With engineering and science built into the modern methods of occupational hygiene and workplace monitoring, there’s a common misconception that occupational hygiene can’t be more than 100 years old. But occupational hygiene has a much longer (and more interesting) history than you would think – and plays a vital role in how occupational hygiene has evolved to modern day standards.
Early examples of preventative measures
Concerns over toxicity in lead date back to the 4th Century BC where Hippocrates was apparently discussing the toxicity of lead in the mining industry, although there is little evidence that anything was done to try and protect workers. This changed in the 1st Century AD when the Romans suggested preventative measures to reduce exposure – marking the earliest record of using respiratory protective equipment (RPE) in the form of animal bladders stretched over the worker’s heads!

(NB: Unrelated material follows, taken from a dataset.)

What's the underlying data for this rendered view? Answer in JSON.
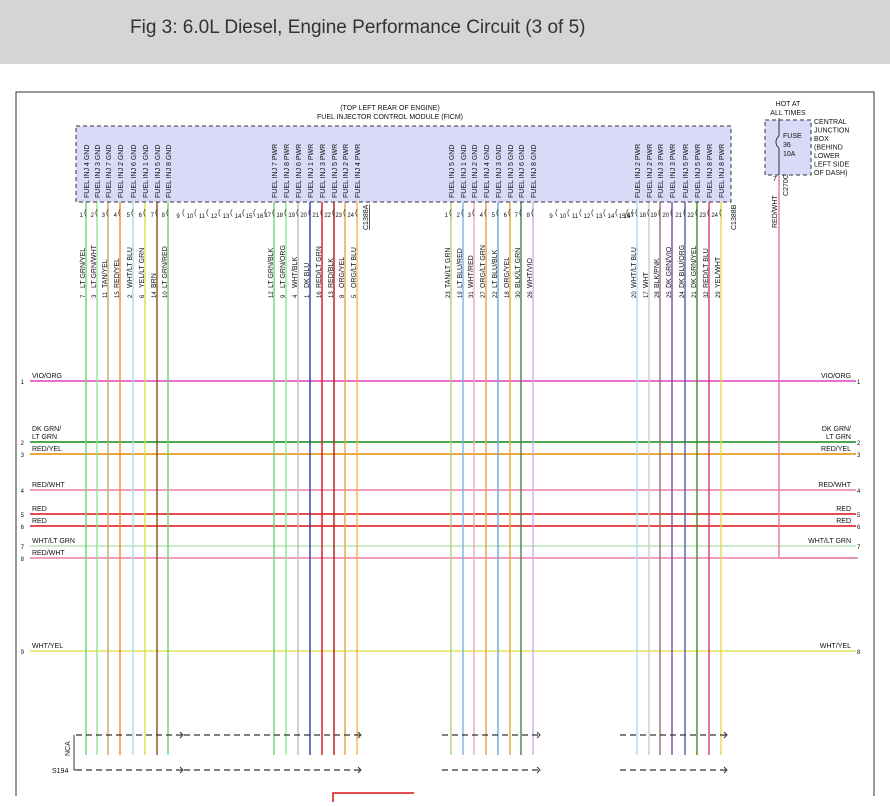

Protecting people from the toxic products of chemical welfare came into focus in the 1500s, when Leonardo Da Vinci introduced wet woven cloths as a form of RPE. During a similar time frame, Georgius Agricola was in Europe using engineering methods to protect workers (now a vital stage in the Hierarchy of Control). He designed systems that would provide ventilation to people working in the mines; building a wooden system at the top of the shaft directed the wind into the mine. In addition, there were more complicated structures involving fans and bellows, designed to draw foul air out of the mines so clean air could replace it.

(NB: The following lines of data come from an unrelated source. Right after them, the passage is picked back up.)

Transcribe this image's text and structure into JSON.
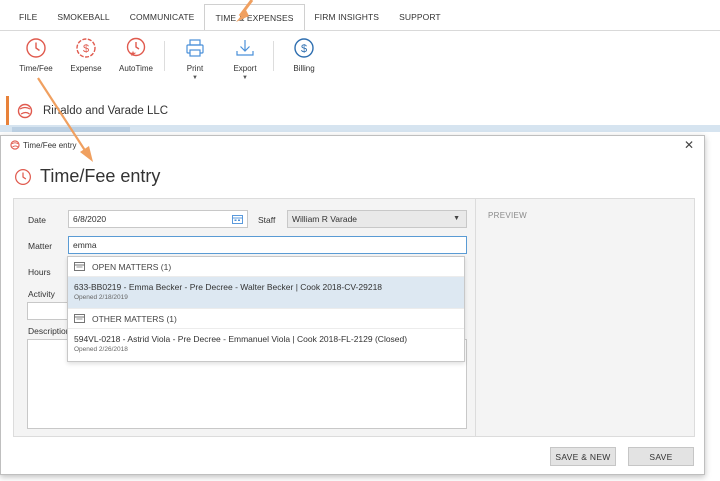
{
  "menu": {
    "tabs": [
      "FILE",
      "SMOKEBALL",
      "COMMUNICATE",
      "TIME & EXPENSES",
      "FIRM INSIGHTS",
      "SUPPORT"
    ],
    "active_tab": "TIME & EXPENSES"
  },
  "ribbon": {
    "time_fee": "Time/Fee",
    "expense": "Expense",
    "autotime": "AutoTime",
    "print": "Print",
    "export": "Export",
    "billing": "Billing"
  },
  "matter_bar": {
    "name": "Rinaldo and Varade LLC"
  },
  "dialog": {
    "window_title": "Time/Fee entry",
    "heading": "Time/Fee entry",
    "labels": {
      "date": "Date",
      "staff": "Staff",
      "matter": "Matter",
      "hours": "Hours",
      "activity": "Activity",
      "description": "Description"
    },
    "date_value": "6/8/2020",
    "staff_value": "William R Varade",
    "matter_value": "emma",
    "preview_label": "PREVIEW",
    "dropdown": {
      "open_header": "OPEN MATTERS (1)",
      "open_item_main": "633-BB0219 - Emma Becker - Pre Decree - Walter Becker | Cook 2018-CV-29218",
      "open_item_sub": "Opened 2/18/2019",
      "other_header": "OTHER MATTERS (1)",
      "other_item_main": "594VL-0218 - Astrid Viola - Pre Decree - Emmanuel Viola | Cook 2018-FL-2129 (Closed)",
      "other_item_sub": "Opened 2/26/2018"
    },
    "save_new": "SAVE & NEW",
    "save": "SAVE"
  },
  "colors": {
    "accent": "#e05a4e",
    "orange": "#e8823a",
    "billing_blue": "#2f6fb0",
    "highlight": "#dde8f2"
  }
}
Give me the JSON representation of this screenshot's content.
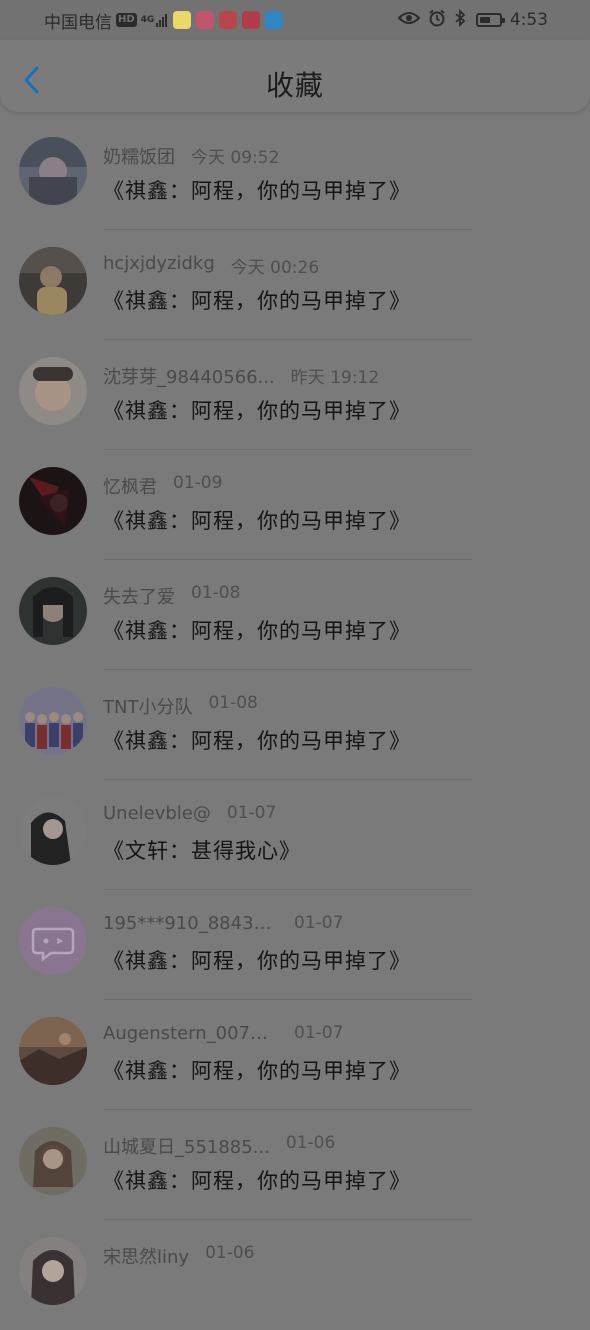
{
  "status_bar": {
    "carrier": "中国电信",
    "hd": "HD",
    "network": "4G",
    "time": "4:53",
    "battery_level": 0.55
  },
  "header": {
    "title": "收藏",
    "back_icon": "chevron-left-icon",
    "accent": "#1e6fb5"
  },
  "items": [
    {
      "name": "奶糯饭团",
      "time": "今天 09:52",
      "message": "《祺鑫：阿程，你的马甲掉了》"
    },
    {
      "name": "hcjxjdyzidkg",
      "time": "今天 00:26",
      "message": "《祺鑫：阿程，你的马甲掉了》"
    },
    {
      "name": "沈芽芽_98440566...",
      "time": "昨天 19:12",
      "message": "《祺鑫：阿程，你的马甲掉了》"
    },
    {
      "name": "忆枫君",
      "time": "01-09",
      "message": "《祺鑫：阿程，你的马甲掉了》"
    },
    {
      "name": "失去了爱",
      "time": "01-08",
      "message": "《祺鑫：阿程，你的马甲掉了》"
    },
    {
      "name": "TNT小分队",
      "time": "01-08",
      "message": "《祺鑫：阿程，你的马甲掉了》"
    },
    {
      "name": "Unelevble@",
      "time": "01-07",
      "message": "《文轩：甚得我心》"
    },
    {
      "name": "195***910_88430...",
      "time": "01-07",
      "message": "《祺鑫：阿程，你的马甲掉了》"
    },
    {
      "name": "Augenstern_0072...",
      "time": "01-07",
      "message": "《祺鑫：阿程，你的马甲掉了》"
    },
    {
      "name": "山城夏日_551885...",
      "time": "01-06",
      "message": "《祺鑫：阿程，你的马甲掉了》"
    },
    {
      "name": "宋思然liny",
      "time": "01-06",
      "message": ""
    }
  ]
}
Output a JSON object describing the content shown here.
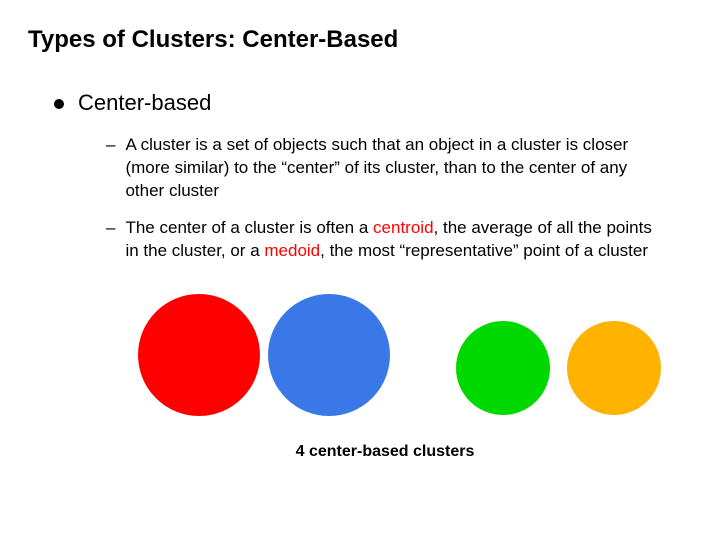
{
  "title": "Types of Clusters: Center-Based",
  "heading": "Center-based",
  "sub1_a": "A cluster is a set of objects such that an object in a cluster is closer (more similar) to the “center” of its cluster, than to the center of any other cluster",
  "sub2_a": "The center of a cluster is often a ",
  "sub2_k1": "centroid",
  "sub2_b": ", the average of all the points in the cluster, or a ",
  "sub2_k2": "medoid",
  "sub2_c": ", the most “representative” point of a cluster",
  "caption": "4 center-based clusters",
  "circles": {
    "red": "#ff0000",
    "blue": "#3b78e7",
    "green": "#00d900",
    "orange": "#ffb300"
  }
}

Documenting illness from work
Throughout the centuries, scholars and physicians were writing about people suffering as a result of working with substances. In 1665, Professor Pope wrote about how Mercury miners in Idra became paralytic and died, even commenting on the fact that they never spent more than six hours underground at a time – similar now to workplace exposure limits. Workers in Venice making looking glasses with Mercury were also known to suffer from palsy.

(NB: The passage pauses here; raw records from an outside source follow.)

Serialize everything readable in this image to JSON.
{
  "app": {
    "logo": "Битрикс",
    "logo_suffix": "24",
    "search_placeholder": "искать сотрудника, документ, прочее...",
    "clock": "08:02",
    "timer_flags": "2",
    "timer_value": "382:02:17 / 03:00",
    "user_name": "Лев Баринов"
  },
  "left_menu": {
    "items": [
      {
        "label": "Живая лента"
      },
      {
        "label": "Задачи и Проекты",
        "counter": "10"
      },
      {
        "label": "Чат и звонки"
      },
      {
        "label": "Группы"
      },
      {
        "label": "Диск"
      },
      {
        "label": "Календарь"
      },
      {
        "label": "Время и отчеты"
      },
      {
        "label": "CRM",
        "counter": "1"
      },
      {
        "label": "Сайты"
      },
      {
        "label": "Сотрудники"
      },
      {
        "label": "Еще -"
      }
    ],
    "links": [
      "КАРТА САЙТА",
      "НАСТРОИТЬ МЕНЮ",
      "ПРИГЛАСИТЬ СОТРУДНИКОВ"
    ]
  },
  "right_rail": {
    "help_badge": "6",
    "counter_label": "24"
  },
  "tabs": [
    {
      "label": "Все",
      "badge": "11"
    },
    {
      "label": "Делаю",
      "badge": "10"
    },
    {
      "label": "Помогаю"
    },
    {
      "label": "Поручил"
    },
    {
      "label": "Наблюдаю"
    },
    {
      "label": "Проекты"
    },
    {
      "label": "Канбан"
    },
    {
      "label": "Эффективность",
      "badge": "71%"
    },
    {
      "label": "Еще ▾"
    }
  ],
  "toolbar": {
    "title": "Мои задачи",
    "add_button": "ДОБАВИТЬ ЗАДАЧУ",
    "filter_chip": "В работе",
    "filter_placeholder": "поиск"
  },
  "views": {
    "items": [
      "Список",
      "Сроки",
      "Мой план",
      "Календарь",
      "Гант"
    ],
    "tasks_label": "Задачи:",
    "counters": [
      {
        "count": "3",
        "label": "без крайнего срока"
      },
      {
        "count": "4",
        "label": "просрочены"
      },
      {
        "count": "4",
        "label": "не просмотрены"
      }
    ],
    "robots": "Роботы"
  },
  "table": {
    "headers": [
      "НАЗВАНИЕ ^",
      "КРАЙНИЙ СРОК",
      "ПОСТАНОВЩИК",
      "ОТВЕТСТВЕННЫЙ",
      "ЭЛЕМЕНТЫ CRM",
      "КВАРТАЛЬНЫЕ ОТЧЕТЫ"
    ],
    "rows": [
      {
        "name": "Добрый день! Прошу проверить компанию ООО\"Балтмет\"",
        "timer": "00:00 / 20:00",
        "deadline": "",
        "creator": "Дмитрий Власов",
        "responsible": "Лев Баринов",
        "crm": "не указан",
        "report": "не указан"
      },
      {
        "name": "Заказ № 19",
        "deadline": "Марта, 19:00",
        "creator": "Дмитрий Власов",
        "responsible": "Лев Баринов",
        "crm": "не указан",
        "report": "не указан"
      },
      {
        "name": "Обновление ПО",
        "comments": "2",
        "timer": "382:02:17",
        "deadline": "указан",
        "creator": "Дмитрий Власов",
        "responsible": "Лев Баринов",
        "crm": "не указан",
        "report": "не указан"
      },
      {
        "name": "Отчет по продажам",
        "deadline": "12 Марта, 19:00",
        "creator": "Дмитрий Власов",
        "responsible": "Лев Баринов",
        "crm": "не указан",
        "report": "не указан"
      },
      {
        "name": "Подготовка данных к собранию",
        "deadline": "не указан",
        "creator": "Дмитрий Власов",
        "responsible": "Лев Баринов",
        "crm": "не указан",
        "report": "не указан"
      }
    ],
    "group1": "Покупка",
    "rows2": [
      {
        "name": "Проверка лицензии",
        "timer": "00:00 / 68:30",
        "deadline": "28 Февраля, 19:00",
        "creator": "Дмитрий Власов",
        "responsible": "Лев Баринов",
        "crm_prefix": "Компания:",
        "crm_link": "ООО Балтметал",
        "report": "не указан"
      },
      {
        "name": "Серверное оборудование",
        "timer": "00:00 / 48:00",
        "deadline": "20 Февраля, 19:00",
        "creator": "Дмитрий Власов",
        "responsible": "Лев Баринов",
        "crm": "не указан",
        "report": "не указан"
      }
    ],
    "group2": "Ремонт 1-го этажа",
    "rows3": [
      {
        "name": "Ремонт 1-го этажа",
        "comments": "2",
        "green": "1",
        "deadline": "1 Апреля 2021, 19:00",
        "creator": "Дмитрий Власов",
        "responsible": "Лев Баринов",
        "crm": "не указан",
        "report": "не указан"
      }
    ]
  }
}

Scholars and physicians aside, workers were also aware that they were becoming ill from their work. However, while science and medicine were being used to try and alleviate the problems, the workers believed that the mines they worked in were inhabited by demons which could only be controlled through fasting and prayer.
A turning point in occupational hygiene history is the death of John Dirrick in 1705. A lead miner, John was the first named person known to have died from an occupational disease. When reporting his death, the village clerk wrote that he spent his working life underground and, as a result, suffered with a shortness of breath.
A growing awareness
In the 1700s, there was a greater awareness of people becoming ill when working in industry, with concerns for those working in the growing Staffordshire pottery industry and their exposure to - what we now know is - crystalline silica. It was quickly spotted that the inhalation of the dust (which was produced by the grinding of the flint) caused a fatal disease, now known to be silicosis.
Thomas Benson, a decorator in London, heard about the fatalities in Staffordshire and borrowed money to see if his way of grinding colours could be adapted to grind up the flint. In 1726, he was successful and a patent was granted for the wet grinding of calcined flint. This is, perhaps, the first example of a wet process being used to substitute a dry process. The realisation hit the scientific communities in the 1790s when workers were dying of the same diseases - but working across different industries to include needle grinders, potteries using calcined flint and mining sandstone. However, silica was not determined to be the culprit for several decades yet.
Noise as a cause for workplace illness was acknowledged for the first time in 1830. Charles Turner Thackrah suggested that corn mill workers put cotton wool in their ears to protect themselves from the effects of noise. The last group of people who seemed to come to the realisation that something needed to be done to help the workers was the government.
Beginning of legislation
The Factories Act 1833 was the first time that the government showed an interest in the health of the working man. As a result, new regulations and laws were put into place which has since developed into the modern day legislation implemented today.
While the legislation and medical understanding associated with occupational hygiene are relatively modern, it is easy to see how history has shaped occupational hygiene into what is today.
The HSE (only formed in 1975) details a timeline that brings modern occupational hygiene regulations up to date. Regulation and legislation is now extensive to ensure workplace illness is minimised, including COSHH Regulations, Control of Noise at Work Regulations and Control of Vibration at Work Regulations. That said, there are still 1.4 million working people suffering from a work-related illness in 2017/2018 – according to HSE statistics – with plenty more work to be done on raising awareness about safe working practice in the UK.
Take a look at our article ‘Treating Health Like We Treat Safety’ which delves into why hundreds of thousands of people in the UK are still being made ill by their work each year.